In 2021, watch the Draconid meteors at nightfall and early evening on October 8. You might catch some on the nights before and after, as well. Fortunately, the thin waxing crescent moon sets before nightfall. It won’t hinder this year’s Draconid shower … This shower is usually a sleeper, producing only a handful of languid meteors per hour in most years. But watch out if the Dragon awakes! In rare instances, fiery Draco has been known to spew forth many hundreds of meteors in a single hour.
The Orionids, October 21st
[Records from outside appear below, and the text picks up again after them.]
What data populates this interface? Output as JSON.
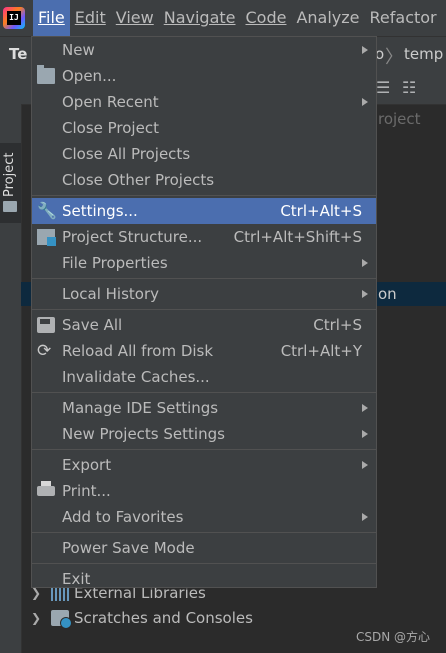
{
  "menubar": {
    "items": [
      {
        "label": "File",
        "active": true
      },
      {
        "label": "Edit"
      },
      {
        "label": "View"
      },
      {
        "label": "Navigate"
      },
      {
        "label": "Code"
      },
      {
        "label": "Analyze"
      },
      {
        "label": "Refactor"
      }
    ]
  },
  "navbar": {
    "project_fragment": "Te",
    "crumb_fragment": "o",
    "crumb": "temp"
  },
  "toolwindow": {
    "project_tab": "Project"
  },
  "panel": {
    "fragment_project": "roject",
    "fragment_selected": "on",
    "tree": [
      {
        "label": "External Libraries",
        "icon": "libraries-icon"
      },
      {
        "label": "Scratches and Consoles",
        "icon": "scratches-icon"
      }
    ]
  },
  "file_menu": {
    "new": "New",
    "open": "Open...",
    "open_recent": "Open Recent",
    "close_project": "Close Project",
    "close_all_projects": "Close All Projects",
    "close_other_projects": "Close Other Projects",
    "settings": "Settings...",
    "settings_shortcut": "Ctrl+Alt+S",
    "project_structure": "Project Structure...",
    "project_structure_shortcut": "Ctrl+Alt+Shift+S",
    "file_properties": "File Properties",
    "local_history": "Local History",
    "save_all": "Save All",
    "save_all_shortcut": "Ctrl+S",
    "reload_all": "Reload All from Disk",
    "reload_all_shortcut": "Ctrl+Alt+Y",
    "invalidate_caches": "Invalidate Caches...",
    "manage_ide_settings": "Manage IDE Settings",
    "new_projects_settings": "New Projects Settings",
    "export": "Export",
    "print": "Print...",
    "add_to_favorites": "Add to Favorites",
    "power_save_mode": "Power Save Mode",
    "exit": "Exit"
  },
  "watermark": "CSDN @方心",
  "colors": {
    "highlight": "#4b6eaf",
    "menu_bg": "#3c3f41",
    "editor_bg": "#2b2b2b",
    "selected_row": "#0d293e"
  }
}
Unfortunately a full moon accompanies 2021’s Orionid shower. Try watching for these meteors in the wee hours before dawn on October 21. You won’t escape the moon, though. On a dark, moonless night, the Orionids exhibit a maximum of about 10 to 20 meteors per hour. More meteors tend to fly after midnight, and the Orionids are typically at their best in the wee hours before dawn. The Orionids sometimes produce bright fireballs, which might be able to overcome a moonlit glare. If you trace these meteors backward, they seem to radiate from the Club of the famous constellation Orion the Hunter.
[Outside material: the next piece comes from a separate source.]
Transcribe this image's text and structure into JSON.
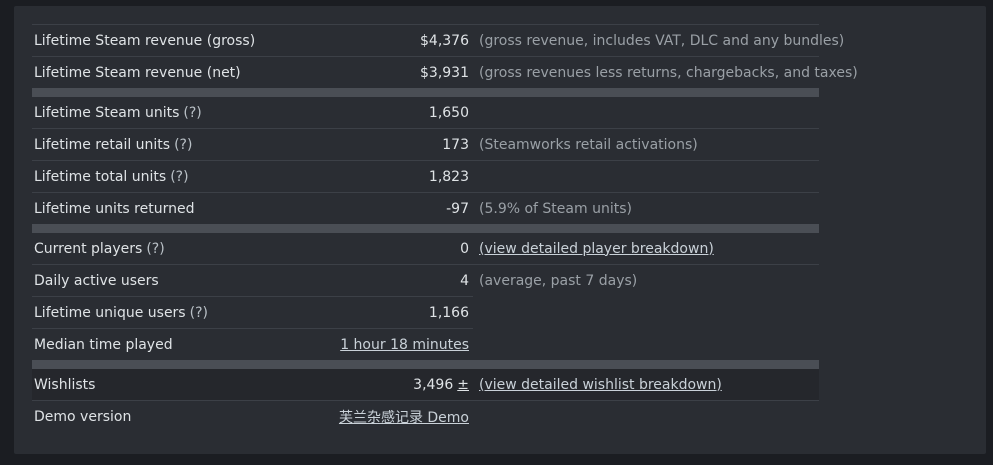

Gary took this shot last summer. Head over to his Flickr for the latest!
Falling Skies by Heather Higham
Our friends at EarthSky share that August is THE month for meteor watching, with two major showers:
The Delta Aquariid meteor shower is long and rambling. You might catch a Delta Aquariid anytime from about July 12 to August 23 each year. The nominal peak falls on or near July 29. But don’t pay too much attention to that date; the shower typically provides a decent number of meteors for some days after and before it. In 2021, a bright waning gibbous moon will wash out a good number of Delta Aquariids in late July. As we move into early August, a much fainter waning crescent moon will be less intrusive. As always happens, when the Perseid meteor shower is rising to its peak (mornings of August 11, 12 and 13), the Delta Aquariids will still be flying, too.
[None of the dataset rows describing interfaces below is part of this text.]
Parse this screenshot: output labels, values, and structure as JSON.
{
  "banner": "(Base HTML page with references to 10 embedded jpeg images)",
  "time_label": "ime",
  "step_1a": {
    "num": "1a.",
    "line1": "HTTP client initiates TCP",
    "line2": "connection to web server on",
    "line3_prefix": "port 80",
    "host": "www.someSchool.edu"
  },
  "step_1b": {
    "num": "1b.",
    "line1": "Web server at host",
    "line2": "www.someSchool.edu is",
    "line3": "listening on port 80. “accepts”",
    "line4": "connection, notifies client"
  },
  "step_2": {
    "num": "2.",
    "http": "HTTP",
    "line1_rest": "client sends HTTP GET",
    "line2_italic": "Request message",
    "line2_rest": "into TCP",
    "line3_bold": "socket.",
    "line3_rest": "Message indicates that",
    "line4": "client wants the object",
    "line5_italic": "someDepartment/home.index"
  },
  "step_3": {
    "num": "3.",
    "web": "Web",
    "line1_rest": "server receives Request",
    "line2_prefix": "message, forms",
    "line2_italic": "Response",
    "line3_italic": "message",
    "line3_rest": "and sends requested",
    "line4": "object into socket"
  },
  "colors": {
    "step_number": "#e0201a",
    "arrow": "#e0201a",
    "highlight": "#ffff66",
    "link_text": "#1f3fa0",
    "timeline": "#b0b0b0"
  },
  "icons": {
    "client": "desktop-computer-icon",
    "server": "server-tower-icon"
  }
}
In the Northern Hemisphere, we rank the August Perseids as our all-time favorite meteor shower … No matter where you live worldwide, the 2021 Perseid meteor shower will probably produce the greatest number of meteors on the mornings of August 11, 12 and 13. On the peak mornings in 2021 – in the early morning hours, when the most meteors will be flying – there’ll be no moon to ruin on the show.
Click those links for viewing tips & happy sky watching!
Heather took this photo back in 2016 on Loon Lake in the Sleeping Bear Dunes National Lakeshore. See more in her Night Skies gallery. For sure follow her on Instagram @SnapHappyMichigan & view and purchase her work on her website.